### Exercise input
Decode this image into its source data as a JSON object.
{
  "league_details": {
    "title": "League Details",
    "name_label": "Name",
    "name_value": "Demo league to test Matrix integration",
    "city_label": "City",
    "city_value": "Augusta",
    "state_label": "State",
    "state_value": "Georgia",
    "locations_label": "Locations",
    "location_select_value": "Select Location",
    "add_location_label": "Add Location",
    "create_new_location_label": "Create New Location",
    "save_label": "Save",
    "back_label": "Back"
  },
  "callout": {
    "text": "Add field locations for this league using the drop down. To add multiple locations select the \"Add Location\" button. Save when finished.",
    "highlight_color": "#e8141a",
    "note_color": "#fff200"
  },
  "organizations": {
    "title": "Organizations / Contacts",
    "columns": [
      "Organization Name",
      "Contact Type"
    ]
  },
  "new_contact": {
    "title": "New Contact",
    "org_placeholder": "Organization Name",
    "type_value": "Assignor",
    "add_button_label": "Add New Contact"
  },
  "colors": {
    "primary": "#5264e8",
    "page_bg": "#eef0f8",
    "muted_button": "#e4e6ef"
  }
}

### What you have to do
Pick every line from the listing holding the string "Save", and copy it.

### Expected answer
    "save_label": "Save",
    "text": "Add field locations for this league using the drop down. To add multiple locations select the \"Add Location\" button. Save when finished.",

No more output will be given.